Steven Spielberg's 1989 film Always represents one of the director's few critical and commercial disappointments. This paper examines the extent to which the film's failures are attributable to its formal, stylistic, and narrative features. The paper offers a defence of Always against specific reproaches. It also pursues more positive aims. Following Warren Buckland, the paper pinpoints organic unity as Spielberg's primary compositional principle; it tracks the development of motifs, tactics of foreshadowing, and other internal norms to demonstrate the formation of a structurally unified text; and it posits contrasts with a pertinent antecedent, A Guy Named Joe (Victor Fleming, 1943), so as to set Spielberg's artistic achievements in relief. The paper goes on to isolate some putatively troublesome manoeuvres at the film's internal level. Certain of these problematic aspects, I argue, force us to recognise that important narrative effects can be yielded by modulated deviations from organic unity. The collective aim of these arguments is to suggest that Always is apt for critical revaluation. Over this hovers a secondary objective. The paper seeks to disclaim two interrelated faults ascribed to Spielberg: a characteristic supplanting of narrative coherence by spectacle; and an indifference to subtlety and sophistication.
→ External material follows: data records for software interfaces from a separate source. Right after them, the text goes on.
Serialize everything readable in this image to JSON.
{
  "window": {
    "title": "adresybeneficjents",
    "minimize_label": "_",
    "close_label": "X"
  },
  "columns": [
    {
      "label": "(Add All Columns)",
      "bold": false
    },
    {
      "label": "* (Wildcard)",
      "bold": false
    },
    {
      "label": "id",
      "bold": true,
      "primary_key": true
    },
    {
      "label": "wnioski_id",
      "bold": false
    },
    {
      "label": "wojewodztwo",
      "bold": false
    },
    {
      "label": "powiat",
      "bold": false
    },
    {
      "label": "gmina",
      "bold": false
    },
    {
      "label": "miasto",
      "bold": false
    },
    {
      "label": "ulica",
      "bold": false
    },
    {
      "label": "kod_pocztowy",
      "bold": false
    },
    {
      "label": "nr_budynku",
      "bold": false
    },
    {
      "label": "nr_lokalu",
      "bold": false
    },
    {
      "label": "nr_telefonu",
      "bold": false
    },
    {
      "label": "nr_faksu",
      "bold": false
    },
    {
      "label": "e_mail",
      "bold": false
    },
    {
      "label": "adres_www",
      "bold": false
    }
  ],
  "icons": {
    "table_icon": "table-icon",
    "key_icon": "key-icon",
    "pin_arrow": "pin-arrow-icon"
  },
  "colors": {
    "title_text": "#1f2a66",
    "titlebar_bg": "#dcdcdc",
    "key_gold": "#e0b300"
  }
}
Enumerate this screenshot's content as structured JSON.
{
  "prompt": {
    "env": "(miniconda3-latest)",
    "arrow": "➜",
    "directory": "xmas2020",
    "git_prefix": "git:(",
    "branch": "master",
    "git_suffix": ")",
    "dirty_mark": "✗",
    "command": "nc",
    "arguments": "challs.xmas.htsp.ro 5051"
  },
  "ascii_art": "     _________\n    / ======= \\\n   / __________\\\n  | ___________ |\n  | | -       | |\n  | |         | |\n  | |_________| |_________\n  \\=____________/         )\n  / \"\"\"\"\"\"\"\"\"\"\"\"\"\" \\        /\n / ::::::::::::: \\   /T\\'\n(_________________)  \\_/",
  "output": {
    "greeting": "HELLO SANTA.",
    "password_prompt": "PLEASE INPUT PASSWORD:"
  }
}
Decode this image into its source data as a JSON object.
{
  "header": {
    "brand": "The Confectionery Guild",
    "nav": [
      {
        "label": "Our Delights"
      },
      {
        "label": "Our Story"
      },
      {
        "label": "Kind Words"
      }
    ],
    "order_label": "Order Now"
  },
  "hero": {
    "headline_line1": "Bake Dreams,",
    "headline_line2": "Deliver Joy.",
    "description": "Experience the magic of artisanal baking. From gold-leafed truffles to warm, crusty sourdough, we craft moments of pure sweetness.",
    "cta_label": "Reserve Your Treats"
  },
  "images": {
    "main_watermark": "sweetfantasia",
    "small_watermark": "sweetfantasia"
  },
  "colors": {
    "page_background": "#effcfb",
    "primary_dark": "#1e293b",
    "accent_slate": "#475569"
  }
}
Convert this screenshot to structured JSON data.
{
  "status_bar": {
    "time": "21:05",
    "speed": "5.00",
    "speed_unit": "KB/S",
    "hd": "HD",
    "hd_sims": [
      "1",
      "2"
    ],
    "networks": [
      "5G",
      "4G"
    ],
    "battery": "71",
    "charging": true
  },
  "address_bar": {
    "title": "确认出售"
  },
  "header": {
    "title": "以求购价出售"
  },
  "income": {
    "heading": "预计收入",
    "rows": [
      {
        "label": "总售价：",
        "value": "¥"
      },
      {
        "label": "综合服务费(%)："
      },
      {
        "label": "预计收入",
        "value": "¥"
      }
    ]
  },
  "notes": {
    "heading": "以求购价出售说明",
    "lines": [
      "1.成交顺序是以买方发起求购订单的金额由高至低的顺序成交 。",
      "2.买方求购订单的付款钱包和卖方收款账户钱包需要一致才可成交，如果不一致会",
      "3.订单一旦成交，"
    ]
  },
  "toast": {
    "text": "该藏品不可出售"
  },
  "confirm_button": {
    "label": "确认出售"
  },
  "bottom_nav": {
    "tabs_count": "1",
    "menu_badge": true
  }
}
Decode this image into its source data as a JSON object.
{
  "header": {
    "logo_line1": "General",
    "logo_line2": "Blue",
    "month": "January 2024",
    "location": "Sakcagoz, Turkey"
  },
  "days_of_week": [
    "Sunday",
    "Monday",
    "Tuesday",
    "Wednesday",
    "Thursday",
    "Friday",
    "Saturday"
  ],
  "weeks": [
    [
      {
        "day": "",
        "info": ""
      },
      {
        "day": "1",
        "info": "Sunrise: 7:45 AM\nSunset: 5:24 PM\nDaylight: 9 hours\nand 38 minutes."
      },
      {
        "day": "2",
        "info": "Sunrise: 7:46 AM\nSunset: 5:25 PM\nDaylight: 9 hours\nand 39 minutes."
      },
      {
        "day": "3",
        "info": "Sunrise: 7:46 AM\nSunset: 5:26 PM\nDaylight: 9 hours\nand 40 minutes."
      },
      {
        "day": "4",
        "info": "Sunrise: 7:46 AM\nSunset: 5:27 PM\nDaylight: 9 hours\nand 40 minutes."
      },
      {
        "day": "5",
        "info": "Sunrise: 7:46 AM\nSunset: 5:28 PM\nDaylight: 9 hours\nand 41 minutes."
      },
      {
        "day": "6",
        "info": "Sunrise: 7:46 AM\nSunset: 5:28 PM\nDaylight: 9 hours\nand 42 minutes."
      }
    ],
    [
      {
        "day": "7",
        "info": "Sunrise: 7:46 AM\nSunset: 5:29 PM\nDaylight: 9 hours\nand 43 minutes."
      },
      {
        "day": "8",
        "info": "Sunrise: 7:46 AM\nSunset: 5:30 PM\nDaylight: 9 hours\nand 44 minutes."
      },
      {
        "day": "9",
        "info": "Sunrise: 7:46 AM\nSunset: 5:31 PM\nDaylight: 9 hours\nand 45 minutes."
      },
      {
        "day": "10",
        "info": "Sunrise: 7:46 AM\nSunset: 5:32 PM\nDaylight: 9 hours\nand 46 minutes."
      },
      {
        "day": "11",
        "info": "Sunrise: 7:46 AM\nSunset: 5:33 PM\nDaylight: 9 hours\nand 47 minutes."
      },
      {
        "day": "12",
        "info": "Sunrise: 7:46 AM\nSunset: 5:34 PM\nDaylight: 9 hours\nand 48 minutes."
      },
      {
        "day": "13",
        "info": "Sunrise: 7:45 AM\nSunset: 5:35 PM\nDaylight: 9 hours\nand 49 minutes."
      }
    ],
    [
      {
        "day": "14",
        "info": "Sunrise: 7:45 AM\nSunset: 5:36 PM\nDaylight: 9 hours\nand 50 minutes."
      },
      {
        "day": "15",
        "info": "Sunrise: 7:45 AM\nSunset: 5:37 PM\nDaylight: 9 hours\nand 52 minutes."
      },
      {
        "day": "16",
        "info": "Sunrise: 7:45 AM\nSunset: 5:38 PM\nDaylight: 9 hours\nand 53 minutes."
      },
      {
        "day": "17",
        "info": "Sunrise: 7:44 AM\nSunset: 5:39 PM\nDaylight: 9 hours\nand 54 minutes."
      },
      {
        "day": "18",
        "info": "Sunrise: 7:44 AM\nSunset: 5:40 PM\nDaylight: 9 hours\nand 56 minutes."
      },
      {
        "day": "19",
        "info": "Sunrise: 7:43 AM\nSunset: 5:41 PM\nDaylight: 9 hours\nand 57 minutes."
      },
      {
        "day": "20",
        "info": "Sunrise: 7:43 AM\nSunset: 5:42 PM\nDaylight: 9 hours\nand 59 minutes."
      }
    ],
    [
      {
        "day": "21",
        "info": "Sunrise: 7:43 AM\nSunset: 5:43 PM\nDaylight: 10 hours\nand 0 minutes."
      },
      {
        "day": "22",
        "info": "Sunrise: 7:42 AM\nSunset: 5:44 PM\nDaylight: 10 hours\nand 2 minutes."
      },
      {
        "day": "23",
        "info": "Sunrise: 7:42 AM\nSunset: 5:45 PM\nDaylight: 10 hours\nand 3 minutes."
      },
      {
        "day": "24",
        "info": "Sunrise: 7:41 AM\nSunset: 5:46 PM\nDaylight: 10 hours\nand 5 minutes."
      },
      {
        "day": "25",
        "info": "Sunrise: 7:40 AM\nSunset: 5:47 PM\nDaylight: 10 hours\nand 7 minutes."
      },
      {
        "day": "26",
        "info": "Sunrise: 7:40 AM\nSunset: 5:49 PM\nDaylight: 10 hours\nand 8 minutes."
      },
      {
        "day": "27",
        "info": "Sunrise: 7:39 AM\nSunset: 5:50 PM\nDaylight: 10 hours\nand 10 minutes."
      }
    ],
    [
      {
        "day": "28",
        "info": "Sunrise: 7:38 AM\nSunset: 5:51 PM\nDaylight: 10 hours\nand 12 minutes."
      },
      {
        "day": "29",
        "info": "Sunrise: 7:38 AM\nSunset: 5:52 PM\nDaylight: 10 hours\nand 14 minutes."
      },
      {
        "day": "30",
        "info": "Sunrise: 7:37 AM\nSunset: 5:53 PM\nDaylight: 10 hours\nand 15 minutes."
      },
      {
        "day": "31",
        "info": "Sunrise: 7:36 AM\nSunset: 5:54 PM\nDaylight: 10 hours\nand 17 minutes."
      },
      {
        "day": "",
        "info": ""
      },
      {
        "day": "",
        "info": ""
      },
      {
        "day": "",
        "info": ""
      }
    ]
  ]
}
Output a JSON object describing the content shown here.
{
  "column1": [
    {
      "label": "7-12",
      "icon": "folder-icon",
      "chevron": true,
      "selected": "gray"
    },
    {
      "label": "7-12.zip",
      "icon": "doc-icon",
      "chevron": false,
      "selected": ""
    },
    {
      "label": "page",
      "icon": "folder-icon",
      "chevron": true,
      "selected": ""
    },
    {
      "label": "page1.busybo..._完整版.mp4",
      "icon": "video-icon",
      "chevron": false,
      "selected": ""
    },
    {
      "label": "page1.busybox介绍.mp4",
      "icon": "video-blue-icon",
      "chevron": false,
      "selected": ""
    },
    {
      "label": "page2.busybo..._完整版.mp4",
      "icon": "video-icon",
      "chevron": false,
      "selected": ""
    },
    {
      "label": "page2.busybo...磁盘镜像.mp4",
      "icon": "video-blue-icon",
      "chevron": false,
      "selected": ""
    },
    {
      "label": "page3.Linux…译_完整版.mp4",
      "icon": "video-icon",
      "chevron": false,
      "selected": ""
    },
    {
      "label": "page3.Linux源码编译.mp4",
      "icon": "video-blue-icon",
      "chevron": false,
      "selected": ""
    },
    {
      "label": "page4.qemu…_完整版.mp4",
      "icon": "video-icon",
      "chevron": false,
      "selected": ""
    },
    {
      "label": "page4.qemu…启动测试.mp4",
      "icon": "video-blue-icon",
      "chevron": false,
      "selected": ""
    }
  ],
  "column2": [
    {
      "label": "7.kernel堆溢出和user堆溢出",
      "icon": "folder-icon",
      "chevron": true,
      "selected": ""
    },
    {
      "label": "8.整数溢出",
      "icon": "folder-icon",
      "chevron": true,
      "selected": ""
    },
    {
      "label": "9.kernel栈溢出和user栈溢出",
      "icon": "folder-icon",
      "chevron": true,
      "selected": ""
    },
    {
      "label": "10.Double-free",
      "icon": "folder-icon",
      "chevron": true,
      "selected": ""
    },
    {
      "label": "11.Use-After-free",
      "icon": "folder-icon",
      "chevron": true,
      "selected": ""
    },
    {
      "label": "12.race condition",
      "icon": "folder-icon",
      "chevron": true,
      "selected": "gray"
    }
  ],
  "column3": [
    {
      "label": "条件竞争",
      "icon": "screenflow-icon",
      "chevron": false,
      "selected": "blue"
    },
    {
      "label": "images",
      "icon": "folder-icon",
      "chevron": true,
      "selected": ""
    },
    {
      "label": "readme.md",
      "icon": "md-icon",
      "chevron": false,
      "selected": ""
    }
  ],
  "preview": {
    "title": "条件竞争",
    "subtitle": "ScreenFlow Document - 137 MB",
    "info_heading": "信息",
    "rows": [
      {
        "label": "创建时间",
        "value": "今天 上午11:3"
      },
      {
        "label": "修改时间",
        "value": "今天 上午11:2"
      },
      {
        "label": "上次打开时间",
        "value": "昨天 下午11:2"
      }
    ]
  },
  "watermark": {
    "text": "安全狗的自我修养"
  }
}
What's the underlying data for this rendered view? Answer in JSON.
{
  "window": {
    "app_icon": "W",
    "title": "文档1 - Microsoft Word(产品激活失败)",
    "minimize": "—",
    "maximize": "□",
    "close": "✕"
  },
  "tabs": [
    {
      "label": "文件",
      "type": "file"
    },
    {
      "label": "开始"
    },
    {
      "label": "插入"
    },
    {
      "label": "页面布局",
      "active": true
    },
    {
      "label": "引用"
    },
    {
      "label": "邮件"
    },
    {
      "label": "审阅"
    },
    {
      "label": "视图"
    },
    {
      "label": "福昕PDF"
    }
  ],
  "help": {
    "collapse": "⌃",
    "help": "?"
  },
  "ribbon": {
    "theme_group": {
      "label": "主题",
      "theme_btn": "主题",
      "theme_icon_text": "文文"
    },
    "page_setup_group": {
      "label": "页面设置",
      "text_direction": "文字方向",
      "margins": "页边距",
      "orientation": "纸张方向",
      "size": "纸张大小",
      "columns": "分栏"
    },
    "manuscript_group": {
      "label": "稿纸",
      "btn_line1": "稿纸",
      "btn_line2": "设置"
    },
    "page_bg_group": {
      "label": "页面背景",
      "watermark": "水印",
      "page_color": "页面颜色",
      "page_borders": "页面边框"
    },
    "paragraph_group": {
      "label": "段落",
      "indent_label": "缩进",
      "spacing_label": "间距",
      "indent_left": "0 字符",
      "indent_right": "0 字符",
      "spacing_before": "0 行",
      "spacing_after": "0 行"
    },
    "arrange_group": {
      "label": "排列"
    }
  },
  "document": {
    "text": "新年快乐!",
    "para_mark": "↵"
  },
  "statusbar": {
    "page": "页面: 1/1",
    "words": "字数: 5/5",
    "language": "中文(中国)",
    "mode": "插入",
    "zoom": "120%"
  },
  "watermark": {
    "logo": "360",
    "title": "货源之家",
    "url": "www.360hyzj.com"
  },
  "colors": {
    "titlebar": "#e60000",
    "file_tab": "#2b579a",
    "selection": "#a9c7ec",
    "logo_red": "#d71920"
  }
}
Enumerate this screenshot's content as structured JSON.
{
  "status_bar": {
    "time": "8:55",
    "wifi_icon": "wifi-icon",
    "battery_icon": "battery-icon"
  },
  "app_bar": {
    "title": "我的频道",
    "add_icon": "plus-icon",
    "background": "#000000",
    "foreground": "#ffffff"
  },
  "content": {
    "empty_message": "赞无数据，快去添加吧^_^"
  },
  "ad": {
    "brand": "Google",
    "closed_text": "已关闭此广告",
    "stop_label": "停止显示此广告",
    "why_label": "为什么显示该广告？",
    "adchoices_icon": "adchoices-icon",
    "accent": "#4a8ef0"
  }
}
The final, definitive version of this article has been published in the Journal, New Review of Film and Television Studies, 7 (1), 2009, © Informa Plc